• **Listed records**

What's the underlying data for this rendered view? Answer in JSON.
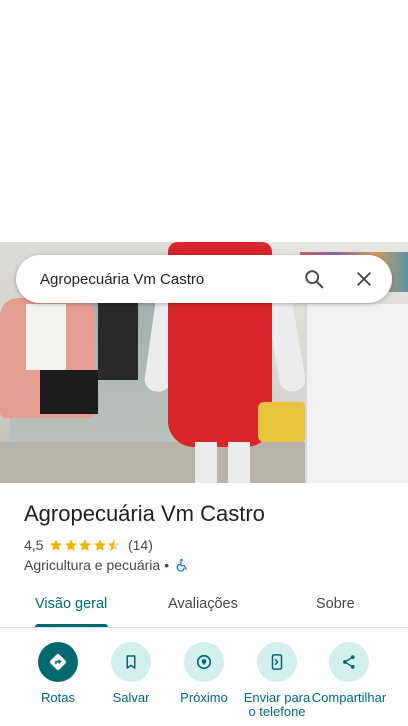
{
  "search": {
    "query": "Agropecuária Vm Castro",
    "search_icon": "search-icon",
    "close_icon": "close-icon"
  },
  "place": {
    "name": "Agropecuária Vm Castro",
    "rating": "4,5",
    "stars": 4.5,
    "review_count": "(14)",
    "category": "Agricultura e pecuária",
    "separator": "•",
    "accessibility_icon": "wheelchair-icon"
  },
  "tabs": [
    {
      "label": "Visão geral",
      "active": true
    },
    {
      "label": "Avaliações",
      "active": false
    },
    {
      "label": "Sobre",
      "active": false
    }
  ],
  "actions": [
    {
      "label": "Rotas",
      "icon": "directions-icon"
    },
    {
      "label": "Salvar",
      "icon": "bookmark-icon"
    },
    {
      "label": "Próximo",
      "icon": "nearby-icon"
    },
    {
      "label": "Enviar para o telefone",
      "icon": "send-to-phone-icon"
    },
    {
      "label": "Compartilhar",
      "icon": "share-icon"
    }
  ],
  "colors": {
    "accent": "#00696f",
    "accent_light": "#d3f0ee",
    "star": "#f4b400",
    "text_primary": "#1f1f1f",
    "text_secondary": "#444746"
  }
}
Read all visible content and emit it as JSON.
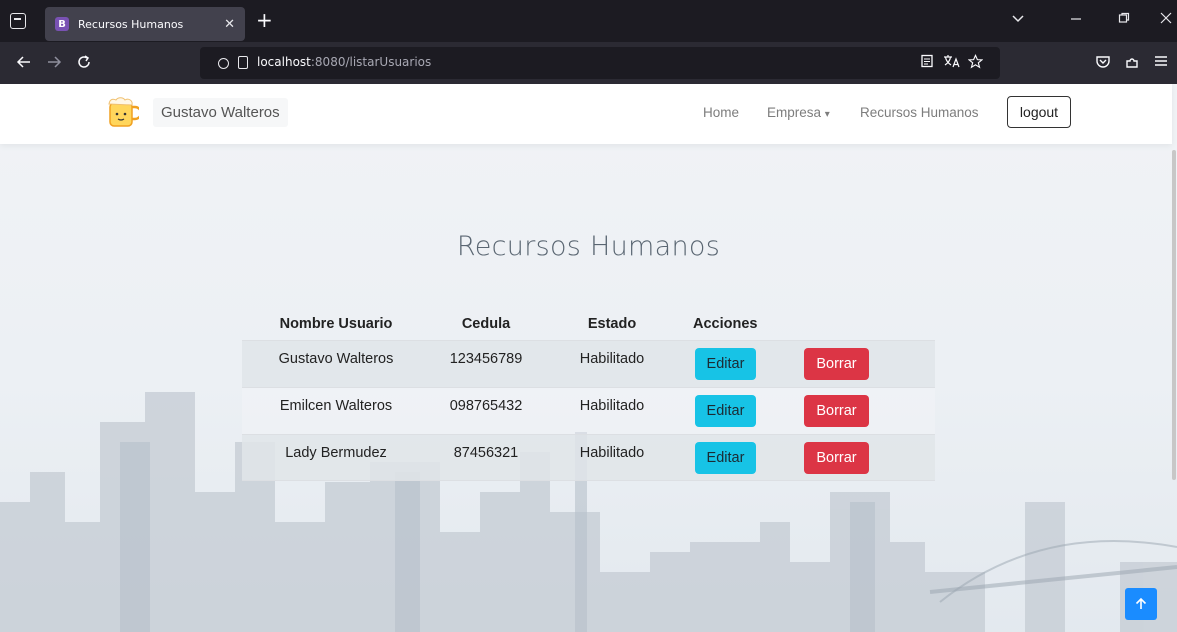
{
  "browser": {
    "tab_title": "Recursos Humanos",
    "tab_favicon_letter": "B",
    "url_host": "localhost",
    "url_port_path": ":8080/listarUsuarios"
  },
  "site": {
    "brand_name": "Gustavo Walteros",
    "nav": {
      "home": "Home",
      "empresa": "Empresa",
      "empresa_caret": "▾",
      "rrhh": "Recursos Humanos",
      "logout": "logout"
    }
  },
  "main": {
    "title": "Recursos Humanos",
    "table": {
      "headers": {
        "nombre": "Nombre Usuario",
        "cedula": "Cedula",
        "estado": "Estado",
        "acciones": "Acciones"
      },
      "rows": [
        {
          "nombre": "Gustavo Walteros",
          "cedula": "123456789",
          "estado": "Habilitado",
          "edit": "Editar",
          "delete": "Borrar"
        },
        {
          "nombre": "Emilcen Walteros",
          "cedula": "098765432",
          "estado": "Habilitado",
          "edit": "Editar",
          "delete": "Borrar"
        },
        {
          "nombre": "Lady Bermudez",
          "cedula": "87456321",
          "estado": "Habilitado",
          "edit": "Editar",
          "delete": "Borrar"
        }
      ]
    }
  },
  "colors": {
    "edit_button": "#17c3e6",
    "delete_button": "#dc3545",
    "scroll_top_button": "#1a8cff"
  },
  "icons": {
    "back": "arrow-left-icon",
    "forward": "arrow-right-icon",
    "reload": "reload-icon",
    "scroll_top": "arrow-up-icon"
  }
}
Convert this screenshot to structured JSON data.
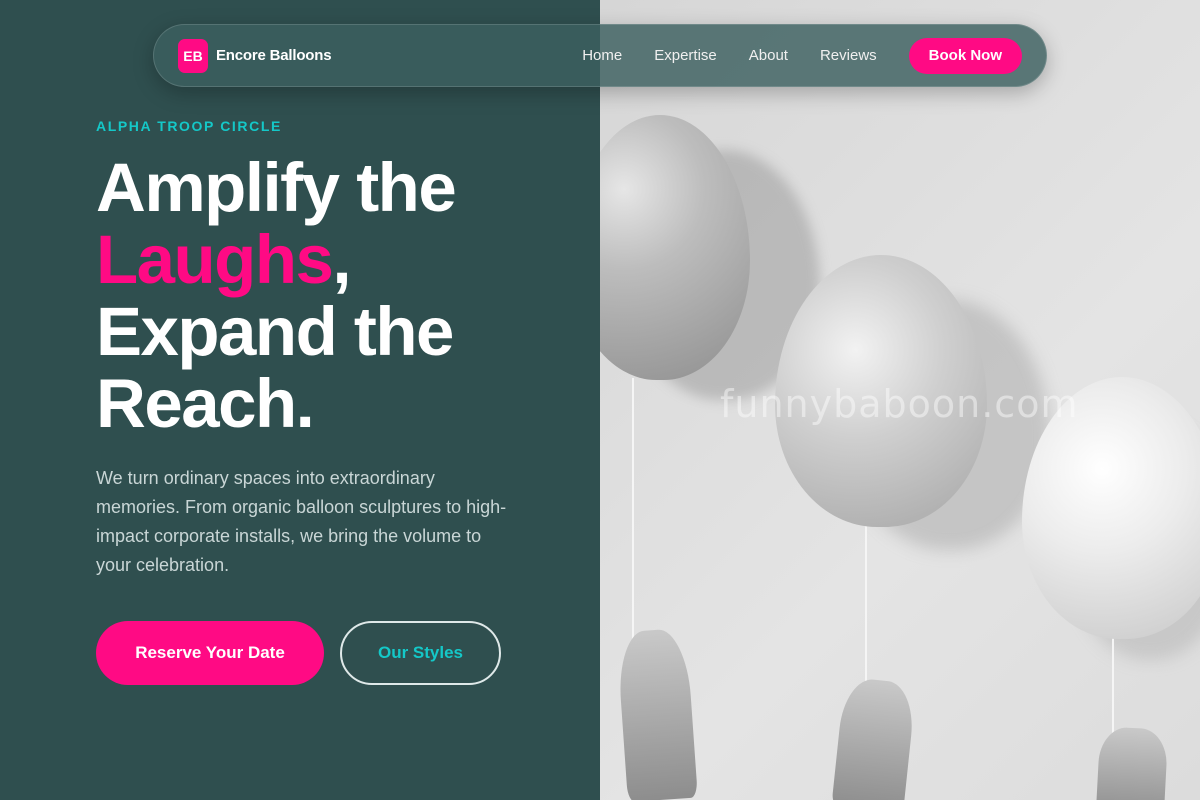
{
  "brand": {
    "badge": "EB",
    "name": "Encore Balloons",
    "accent_color": "#ff0a84",
    "teal_color": "#14c8c8",
    "panel_color": "#2f4f4f"
  },
  "nav": {
    "items": [
      {
        "label": "Home"
      },
      {
        "label": "Expertise"
      },
      {
        "label": "About"
      },
      {
        "label": "Reviews"
      }
    ],
    "cta_label": "Book Now"
  },
  "hero": {
    "eyebrow": "ALPHA TROOP CIRCLE",
    "headline_line1": "Amplify the",
    "headline_accent": "Laughs",
    "headline_comma": ",",
    "headline_line3": "Expand the",
    "headline_line4": "Reach.",
    "subcopy": "We turn ordinary spaces into extraordinary memories. From organic balloon sculptures to high-impact corporate installs, we bring the volume to your celebration.",
    "primary_cta": "Reserve Your Date",
    "secondary_cta": "Our Styles"
  },
  "image": {
    "watermark": "funnybaboon.com",
    "subject": "three balloons held by hands"
  }
}
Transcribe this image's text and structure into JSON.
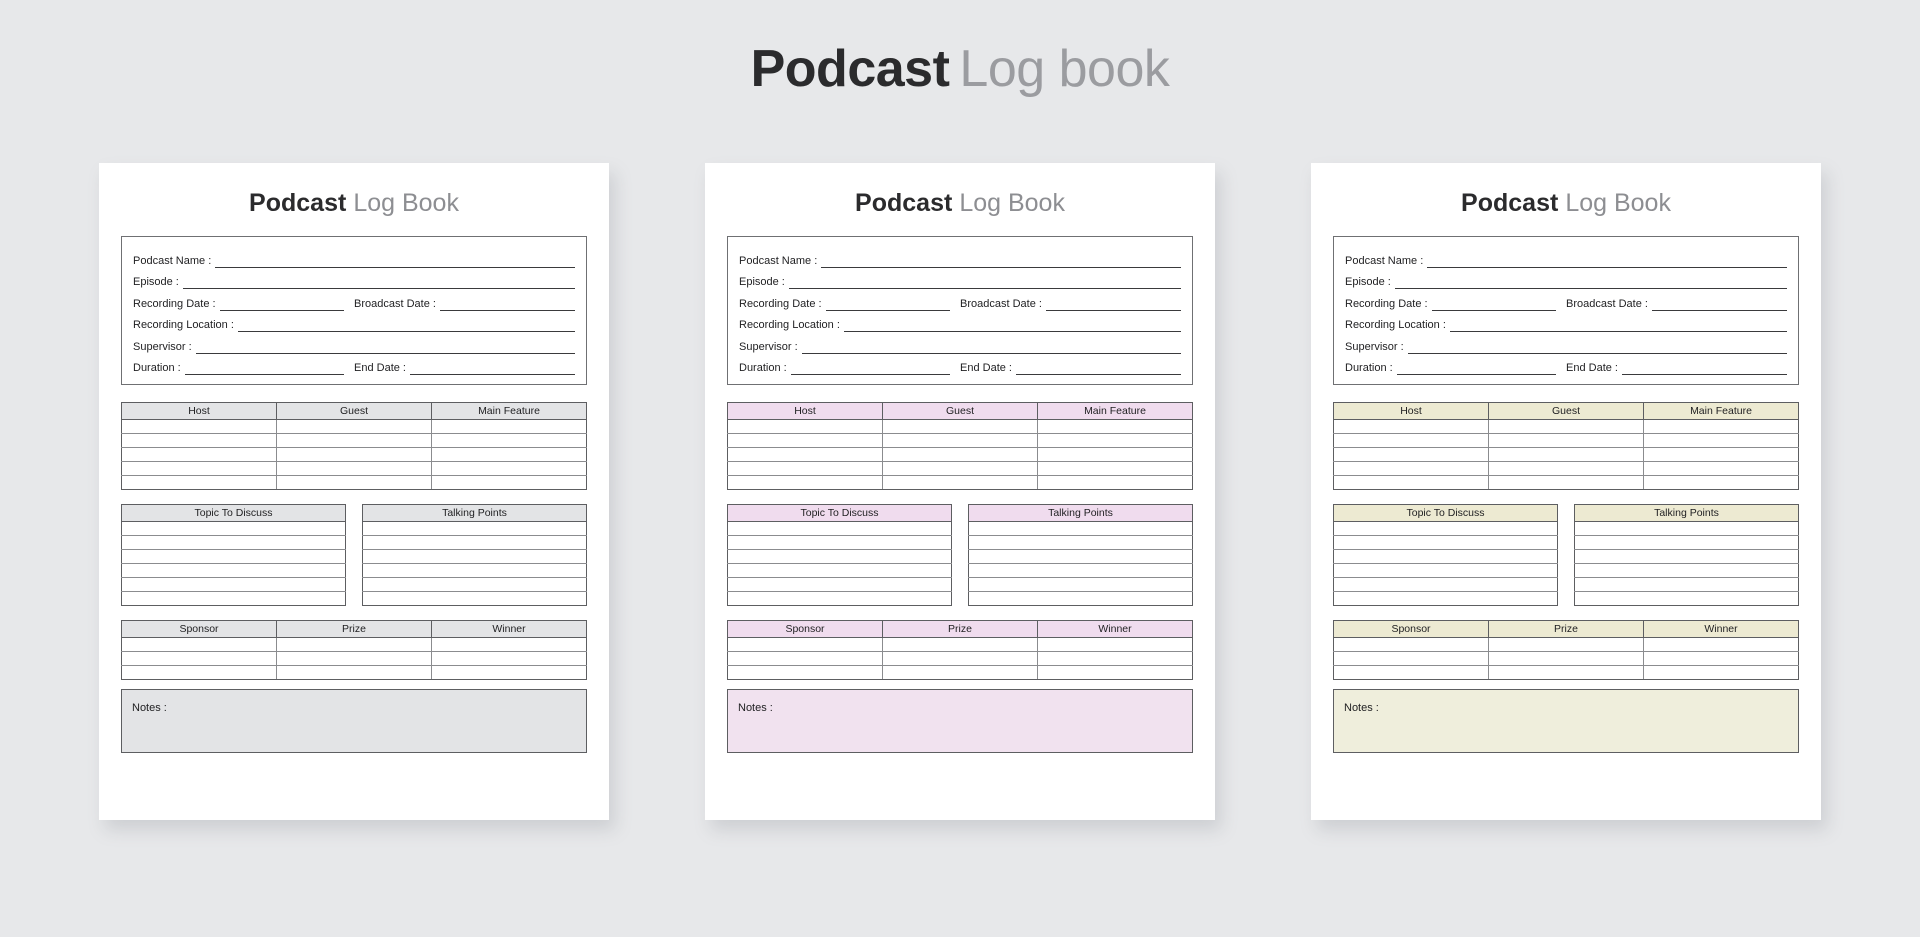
{
  "page": {
    "title_bold": "Podcast",
    "title_light": "Log book",
    "background_color": "#e7e8ea"
  },
  "card": {
    "title_bold": "Podcast",
    "title_light": "Log Book",
    "fields": {
      "podcast_name": "Podcast Name :",
      "episode": "Episode :",
      "recording_date": "Recording Date :",
      "broadcast_date": "Broadcast Date :",
      "recording_location": "Recording Location :",
      "supervisor": "Supervisor :",
      "duration": "Duration :",
      "end_date": "End Date :"
    },
    "guest_table": {
      "headers": [
        "Host",
        "Guest",
        "Main Feature"
      ],
      "row_count": 5
    },
    "topic_table": {
      "header": "Topic To Discuss",
      "row_count": 6
    },
    "talking_table": {
      "header": "Talking Points",
      "row_count": 6
    },
    "sponsor_table": {
      "headers": [
        "Sponsor",
        "Prize",
        "Winner"
      ],
      "row_count": 3
    },
    "notes_label": "Notes :"
  },
  "variants": [
    {
      "id": "gray",
      "header_color": "#e3e4e6",
      "notes_color": "#e3e4e6"
    },
    {
      "id": "pink",
      "header_color": "#f0dcee",
      "notes_color": "#f1e2ef"
    },
    {
      "id": "cream",
      "header_color": "#edead2",
      "notes_color": "#efeedc"
    }
  ]
}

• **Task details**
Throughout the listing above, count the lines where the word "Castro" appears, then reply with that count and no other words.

• **Exercise response**
2